This picture shows the front wall with all its speakers in place and some more absorbing material next to the two 18″ SMART subwoofers. The Stewart Luxus Deluxe ScreenWall Horizontal ElectriMask was mounted without the projection surface yet. We wanted to keep it protected from the dust during the construction of the home theater. We also left the plastic covers on the frame to protect the stylish velux finish of the Stewart screen.

Then it was time to color up the room a bit. The guys of FAHRNI laid a beautiful dark blue carpet and did quite a good job regarding the edges and steps and special wishes we had. The carpet was glued in and had a special back to absorb unwanted noise from the floor when walking on it.

The chairs in Sub Central were custom made by the French seating company Quinette. Our main goal was to get more leg space and larger seats than most public theaters do. Quinette custom made such a chair for us with an XL arm rest (so you don’t have to fight over it with the guy next to you!), a matching cupholder and an adjustable width of 60 cm (23.6″) or more at a reasonable price. The only „bad“ thing about Quinette was that they produced them only in quantities of 16, plus a sample. This is why Sub Central has 17 seats…

The first two rows of our beautiful chairs… aren’t they neat? The outer chairs were slightly angled towards the center of the screen, offering a perfect view from any seat. Ah… just wonderful!

The chairs in Sub Central were custom made by the French seating company Quinette. Our main goal was to get more leg space and larger seats than most public theaters do. Quinette custom made such a chair for us with an XL arm rest (so you don’t have to fight over it with the guy next to you!), a matching cupholder and an adjustable width of 60 cm (23.6″) or more at a reasonable price. The only „bad“ thing about Quinette was that they produced them only in quantities of 16, plus a sample. This is why Sub Central has 17 seats…

Here’s another shot from the Foyer with view through the main entrance. The door is now in place, featuring heavy duty emergency exit handles. An emergency exit sign – fed with a special power source – automatically turns on when the main power to the room gets cut and all other light and/or equipment falls out. There is also a small step on the outside to bring the entrance level to the same height as the elevated floor inside the home theater.

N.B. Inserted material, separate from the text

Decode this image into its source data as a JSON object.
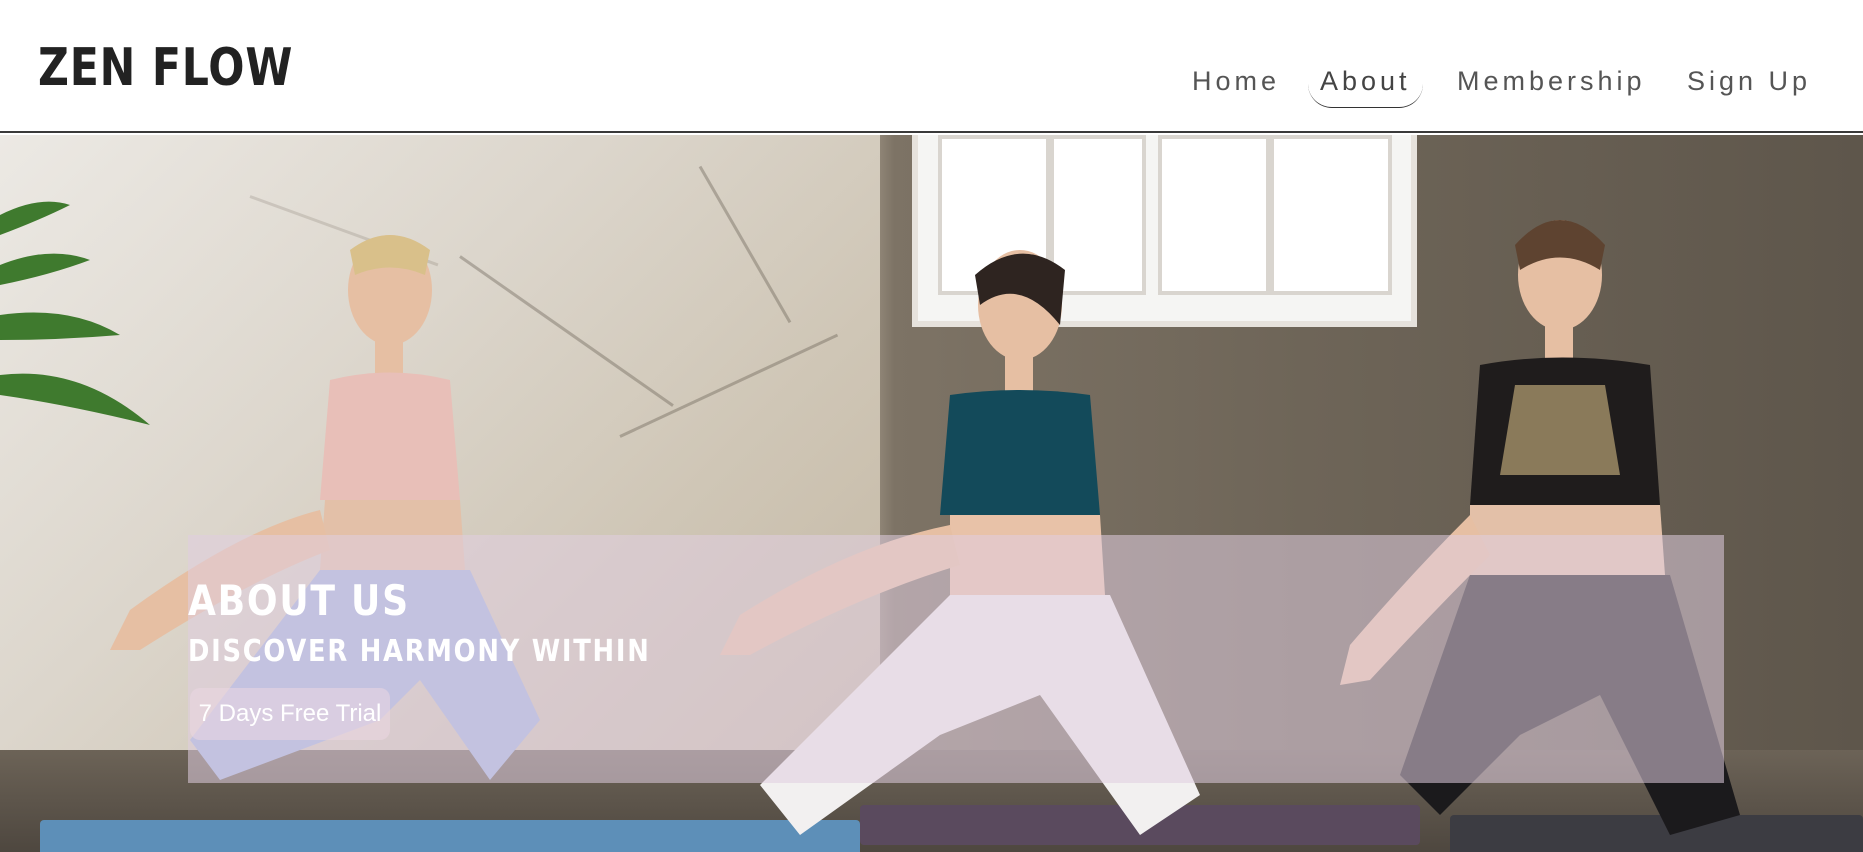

The nearly finished front wall now has the microperf projection surface installed and dimmed stage lights. The red curtain we installed in the meantime is not yet mounted, when this picture was shot. The Screen has a width of 3048 mm (120″) in 16:9 HDTV format (1.78:1). The horizontal masking system allows us to mask any aspect ratio from 1.78:1 to 2.66:1 and is a great benefit to picture quality as the black bars can be really masked black instead of only black projection on a white surface. Ask anyone who has seen the difference or come and find out for yourself!

Relax… Boy, was it time to just sit back and relax after the endless number of hours we spent constructing this home theater and still there was no end in sight (there never will be an end… no matter how good your components are you will always find something to tune around, change a detail here, add something there). It was the first time we had a picture and just enjoyed watching… and remember: every seat is the best seat in the house!

„Hand me that wrench over there“

CRT adjustment is one of the most complicated things there is… not to get a picture, but to get the best picture you can get! If „Scheimpflug Adjustment“ or „Astigmatism“ does not ring a bell, you probably should have re-adjusted your CRT by qualified personnel.

We used the Burosch DVD Discovery to setup the CRT projector for the different PAL resolutions.

And then finally, somewhen in May 2001, we did it… sound and picture were calibrated, all the seats have been mounted, all the panels stuck in place, all the equipment was connected… and the AMX system was programmed. POWER ON, PLAY MOVIE, VOL REF… just sit back and enjoy the ride!

Well, the best movie is only half as good if you can’t have popcorn and a coke with it… that’s why we decided to add a little counter with a 6 oz. popcorn machine, a Coca-Cola refrigerator and a Pierrot-Lusso deep freeze and some candy bars.

That’s all Folks!